Bloggers & Business: A Cautionary Tale

The lesson here for businesses is that they need to remember that most bloggers are amateurs, what I mean by that is, they lack the business skills that other business partners have. Of course this is not true of all bloggers, some have very successful businesses behind them and have built enterprises around their blogs, but they are in the minority. Of course for the less scrupulous in the world of PR/Social Media this makes some of these bloggers ideal targets.

The cautionary tale for bloggers here is don’t get too excited when a brand approaches you, either directly or through an agency. Do your due diligence, find out who you are getting into bed with and find out exactly what is expected of you. Brands want something out of the exchange, find out what that is before you sign up.

What is your advice for bloggers working with brands?

About Simon Salt

Simon Salt has been creating online content since 1993 and blogging since 2000. He is an author, speaker and digital strategist. He can be found on most social networks as "incslinger". When he isn't working he is either taking photographs or riding his motorcycle - sometimes at the same time.

  • Q_Turner

    Drawing a line in the sand and saying that there are companies with which you will in no way do business is a refreshing view in a world that too often seems driven by profit at any cost. There are some companies that do not lend themselves to honesty and transparency, and we all need to be better about investigating the people with whom we choose to ally ourselves. Bravo!

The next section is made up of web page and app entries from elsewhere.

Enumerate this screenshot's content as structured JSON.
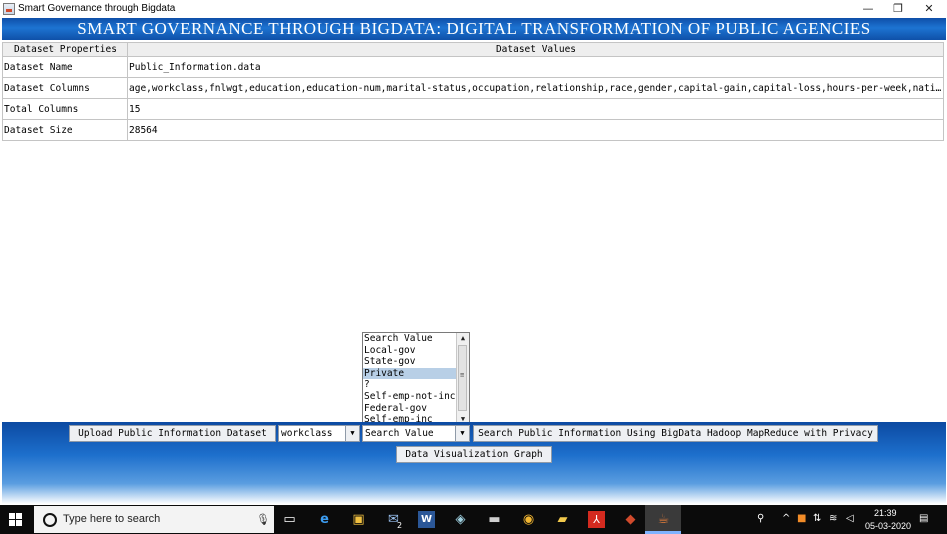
{
  "window": {
    "title": "Smart Governance through Bigdata",
    "minimize": "—",
    "restore": "❐",
    "close": "✕"
  },
  "banner": "SMART GOVERNANCE THROUGH BIGDATA: DIGITAL TRANSFORMATION OF PUBLIC AGENCIES",
  "table": {
    "headers": [
      "Dataset Properties",
      "Dataset Values"
    ],
    "rows": [
      {
        "property": "Dataset Name",
        "value": "Public_Information.data"
      },
      {
        "property": "Dataset Columns",
        "value": "age,workclass,fnlwgt,education,education-num,marital-status,occupation,relationship,race,gender,capital-gain,capital-loss,hours-per-week,native-..."
      },
      {
        "property": "Total Columns",
        "value": "15"
      },
      {
        "property": "Dataset Size",
        "value": "28564"
      }
    ]
  },
  "listbox": {
    "items": [
      "Search Value",
      "Local-gov",
      "State-gov",
      "Private",
      "?",
      "Self-emp-not-inc",
      "Federal-gov",
      "Self-emp-inc"
    ],
    "selected": "Private"
  },
  "controls": {
    "upload_button": "Upload Public Information Dataset",
    "column_combo": "workclass",
    "value_combo": "Search Value",
    "search_button": "Search Public Information Using BigData Hadoop MapReduce with Privacy",
    "graph_button": "Data Visualization Graph"
  },
  "taskbar": {
    "search_placeholder": "Type here to search",
    "time": "21:39",
    "date": "05-03-2020",
    "notification_count": "2"
  },
  "colors": {
    "banner": "#1d6fcc",
    "panel": "#0c4aa2",
    "selected_item": "#b8cfe6",
    "taskbar": "#0b0b0b"
  }
}
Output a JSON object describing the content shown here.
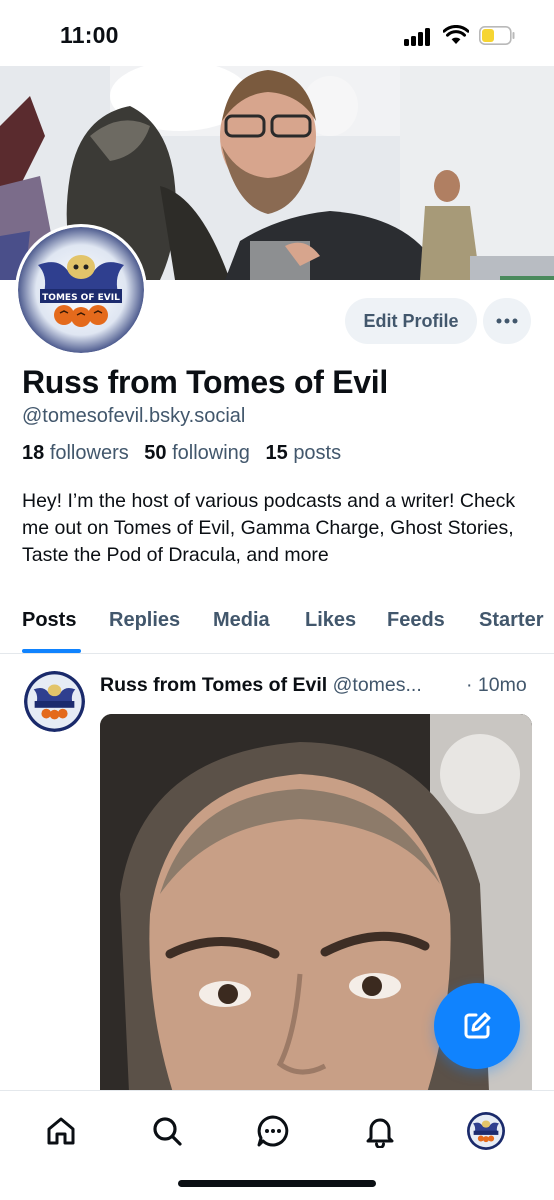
{
  "status_bar": {
    "time": "11:00"
  },
  "profile": {
    "display_name": "Russ from Tomes of Evil",
    "handle": "@tomesofevil.bsky.social",
    "avatar_logo_text": "TOMES OF EVIL",
    "stats": {
      "followers_count": "18",
      "followers_label": "followers",
      "following_count": "50",
      "following_label": "following",
      "posts_count": "15",
      "posts_label": "posts"
    },
    "bio": "Hey! I’m the host of various podcasts and a writer! Check me out on Tomes of Evil, Gamma Charge, Ghost Stories, Taste the Pod of Dracula, and more"
  },
  "actions": {
    "edit_profile_label": "Edit Profile",
    "more_icon": "ellipsis-icon"
  },
  "tabs": [
    {
      "label": "Posts",
      "active": true
    },
    {
      "label": "Replies",
      "active": false
    },
    {
      "label": "Media",
      "active": false
    },
    {
      "label": "Likes",
      "active": false
    },
    {
      "label": "Feeds",
      "active": false
    },
    {
      "label": "Starter",
      "active": false
    }
  ],
  "post": {
    "author": "Russ from Tomes of Evil",
    "handle": "@tomes...",
    "time": "· 10mo"
  },
  "bottom_nav": [
    {
      "icon": "home-icon"
    },
    {
      "icon": "search-icon"
    },
    {
      "icon": "chat-icon"
    },
    {
      "icon": "bell-icon"
    },
    {
      "icon": "profile-avatar"
    }
  ],
  "colors": {
    "accent": "#1083fe",
    "muted_text": "#42576c",
    "button_bg": "#eef2f6",
    "text": "#0b0f14"
  }
}
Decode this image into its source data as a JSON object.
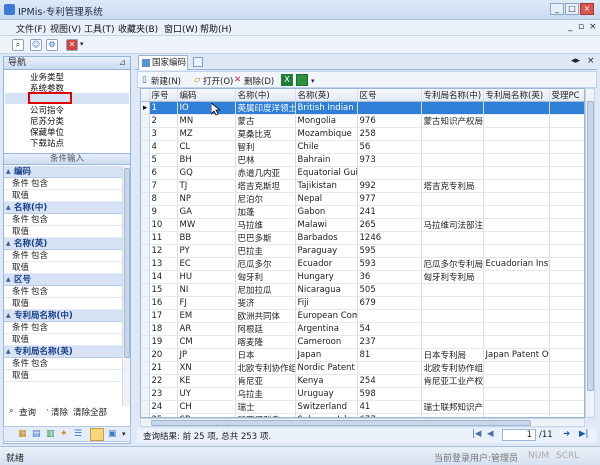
{
  "window": {
    "title": "IPMis-专利管理系统",
    "min": "_",
    "max": "□",
    "close": "×"
  },
  "menu": [
    "文件(F)",
    "视图(V)",
    "工具(T)",
    "收藏夹(B)",
    "窗口(W)",
    "帮助(H)"
  ],
  "nav": {
    "title": "导航",
    "items": [
      "业务类型",
      "系统参数",
      "",
      "公司指令",
      "尼苏分类",
      "保藏单位",
      "下载站点"
    ]
  },
  "conditions": {
    "title": "条件输入",
    "groups": [
      {
        "name": "编码",
        "rows": [
          [
            "条件",
            "包含"
          ],
          [
            "取值",
            ""
          ]
        ]
      },
      {
        "name": "名称(中)",
        "rows": [
          [
            "条件",
            "包含"
          ],
          [
            "取值",
            ""
          ]
        ]
      },
      {
        "name": "名称(英)",
        "rows": [
          [
            "条件",
            "包含"
          ],
          [
            "取值",
            ""
          ]
        ]
      },
      {
        "name": "区号",
        "rows": [
          [
            "条件",
            "包含"
          ],
          [
            "取值",
            ""
          ]
        ]
      },
      {
        "name": "专利局名称(中)",
        "rows": [
          [
            "条件",
            "包含"
          ],
          [
            "取值",
            ""
          ]
        ]
      },
      {
        "name": "专利局名称(英)",
        "rows": [
          [
            "条件",
            "包含"
          ],
          [
            "取值",
            ""
          ]
        ]
      }
    ],
    "query": "查询",
    "clear": "清除",
    "clear_all": "清除全部"
  },
  "tab": {
    "label": "国家编码"
  },
  "grid_toolbar": {
    "new": "新建(N)",
    "open": "打开(O)",
    "delete": "删除(D)"
  },
  "grid": {
    "columns": [
      "序号",
      "编码",
      "名称(中)",
      "名称(英)",
      "区号",
      "专利局名称(中)",
      "专利局名称(英)",
      "受理PC"
    ],
    "rows": [
      [
        "1",
        "IO",
        "英属印度洋领土",
        "British Indian Oc",
        "",
        "",
        "",
        ""
      ],
      [
        "2",
        "MN",
        "蒙古",
        "Mongolia",
        "976",
        "蒙古知识产权局",
        "",
        "是"
      ],
      [
        "3",
        "MZ",
        "莫桑比克",
        "Mozambique",
        "258",
        "",
        "",
        "是"
      ],
      [
        "4",
        "CL",
        "智利",
        "Chile",
        "56",
        "",
        "",
        "是"
      ],
      [
        "5",
        "BH",
        "巴林",
        "Bahrain",
        "973",
        "",
        "",
        "是"
      ],
      [
        "6",
        "GQ",
        "赤道几内亚",
        "Equatorial Guine",
        "",
        "",
        "",
        "是"
      ],
      [
        "7",
        "TJ",
        "塔吉克斯坦",
        "Tajikistan",
        "992",
        "塔吉克专利局",
        "",
        "是"
      ],
      [
        "8",
        "NP",
        "尼泊尔",
        "Nepal",
        "977",
        "",
        "",
        "是"
      ],
      [
        "9",
        "GA",
        "加蓬",
        "Gabon",
        "241",
        "",
        "",
        "是"
      ],
      [
        "10",
        "MW",
        "马拉维",
        "Malawi",
        "265",
        "马拉维司法部注所",
        "",
        "是"
      ],
      [
        "11",
        "BB",
        "巴巴多斯",
        "Barbados",
        "1246",
        "",
        "",
        "是"
      ],
      [
        "12",
        "PY",
        "巴拉圭",
        "Paraguay",
        "595",
        "",
        "",
        "是"
      ],
      [
        "13",
        "EC",
        "厄瓜多尔",
        "Ecuador",
        "593",
        "厄瓜多尔专利局",
        "Ecuadorian Insti",
        "是"
      ],
      [
        "14",
        "HU",
        "匈牙利",
        "Hungary",
        "36",
        "匈牙利专利局",
        "",
        "是"
      ],
      [
        "15",
        "NI",
        "尼加拉瓜",
        "Nicaragua",
        "505",
        "",
        "",
        "是"
      ],
      [
        "16",
        "FJ",
        "斐济",
        "Fiji",
        "679",
        "",
        "",
        "是"
      ],
      [
        "17",
        "EM",
        "欧洲共同体",
        "European Comn",
        "",
        "",
        "",
        "是"
      ],
      [
        "18",
        "AR",
        "阿根廷",
        "Argentina",
        "54",
        "",
        "",
        "是"
      ],
      [
        "19",
        "CM",
        "喀麦隆",
        "Cameroon",
        "237",
        "",
        "",
        "是"
      ],
      [
        "20",
        "JP",
        "日本",
        "Japan",
        "81",
        "日本专利局",
        "Japan Patent Offi",
        "是"
      ],
      [
        "21",
        "XN",
        "北欧专利协作组织",
        "Nordic Patent In",
        "",
        "北欧专利协作组织",
        "",
        "是"
      ],
      [
        "22",
        "KE",
        "肯尼亚",
        "Kenya",
        "254",
        "肯尼亚工业产权局",
        "",
        "是"
      ],
      [
        "23",
        "UY",
        "乌拉圭",
        "Uruguay",
        "598",
        "",
        "",
        "是"
      ],
      [
        "24",
        "CH",
        "瑞士",
        "Switzerland",
        "41",
        "瑞士联邦知识产权局",
        "",
        "是"
      ],
      [
        "25",
        "SB",
        "所罗门群岛",
        "Solomon Islands",
        "677",
        "",
        "",
        "是"
      ]
    ]
  },
  "pager": {
    "summary": "查询结果: 前 25 项, 总共 253 项.",
    "page": "1",
    "total": "/11"
  },
  "status": {
    "left": "就绪",
    "right": "当前登录用户:管理员",
    "num": "NUM",
    "scrl": "SCRL"
  }
}
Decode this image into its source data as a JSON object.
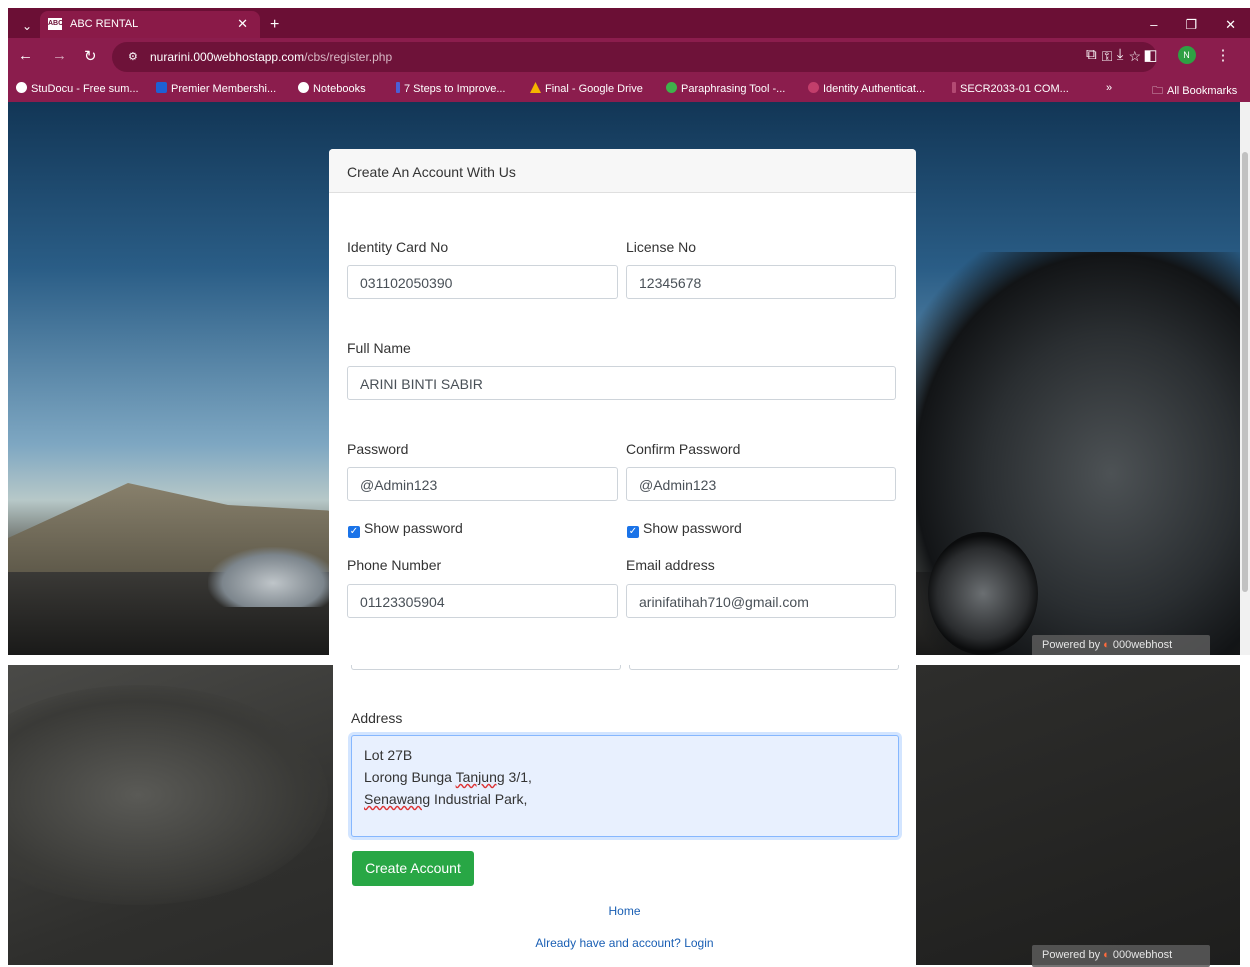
{
  "browser": {
    "tab_title": "ABC RENTAL",
    "tab_favicon": "ABC",
    "url_host": "nurarini.000webhostapp.com",
    "url_path": "/cbs/register.php",
    "profile_initial": "N",
    "bookmarks": [
      "StuDocu - Free sum...",
      "Premier Membershi...",
      "Notebooks",
      "7 Steps to Improve...",
      "Final - Google Drive",
      "Paraphrasing Tool -...",
      "Identity Authenticat...",
      "SECR2033-01 COM..."
    ],
    "bookmarks_overflow": "»",
    "all_bookmarks": "All Bookmarks"
  },
  "form": {
    "title": "Create An Account With Us",
    "identity_label": "Identity Card No",
    "identity_value": "031102050390",
    "license_label": "License No",
    "license_value": "12345678",
    "fullname_label": "Full Name",
    "fullname_value": "ARINI BINTI SABIR",
    "password_label": "Password",
    "password_value": "@Admin123",
    "confirm_label": "Confirm Password",
    "confirm_value": "@Admin123",
    "show_password": "Show password",
    "phone_label": "Phone Number",
    "phone_value": "01123305904",
    "email_label": "Email address",
    "email_value": "arinifatihah710@gmail.com",
    "address_label": "Address",
    "address_line1": "Lot 27B",
    "address_line2_pre": "Lorong Bunga ",
    "address_line2_sq": "Tanjung",
    "address_line2_post": " 3/1,",
    "address_line3_sq": "Senawang",
    "address_line3_post": " Industrial Park,",
    "submit_label": "Create Account",
    "home_link": "Home",
    "login_link": "Already have and account? Login"
  },
  "footer": {
    "powered_pre": "Powered by",
    "powered_brand": "000webhost"
  },
  "colors": {
    "browser_frame": "#8b1d4d",
    "submit_button": "#28a745",
    "link": "#1a5fb4"
  }
}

    • Simon Salt

      Thanks. I believe its important to draw that line. I have several reasons for not doing business with the companies on my list and decided a long time ago that was where the line was for me.

  • Kirsten Wright

    I definitely agree that this was a fault for both the bloggers and the brand. I am not a fan of the “bait & switch” tactic they used (even if it goes well!) as it just screams shady. However, the bloggers were also way out of line. They were invited to the event and should have researched ahead of time (they probably wouldn’t have been as surprised by the trick then either).

    • Simon Salt

      Kirsten, yes absolutely, bait and switch is never good but while everyone is busy pointing fingers at the brand no one was talking about the responsibility we have as bloggers to look after our own reputation.

  • Mary Jo Manzanares

    Do we know that the bloggers didn’t make inquiry?  I’m a travel blogger rather than a food blogger, and most invitations I receive have either a client indicated or that it is simply a thank you event for the years of doing business together.  I’m curious what this particular invitation looked like. . . .

    • Simon Salt

      Mary Jo – it is my understanding that the Ketchum invite did not include the final client name – e.g. Con Agra. It simply invited them to a conversation and a meal. I’d be very surprised if these food bloggers would have accepted an invite from Con Agra directly – if they did then even more fool them.

  • Mia

    It would be helpful to know the “black list” of companies. Of course, you can´t publish this, but still.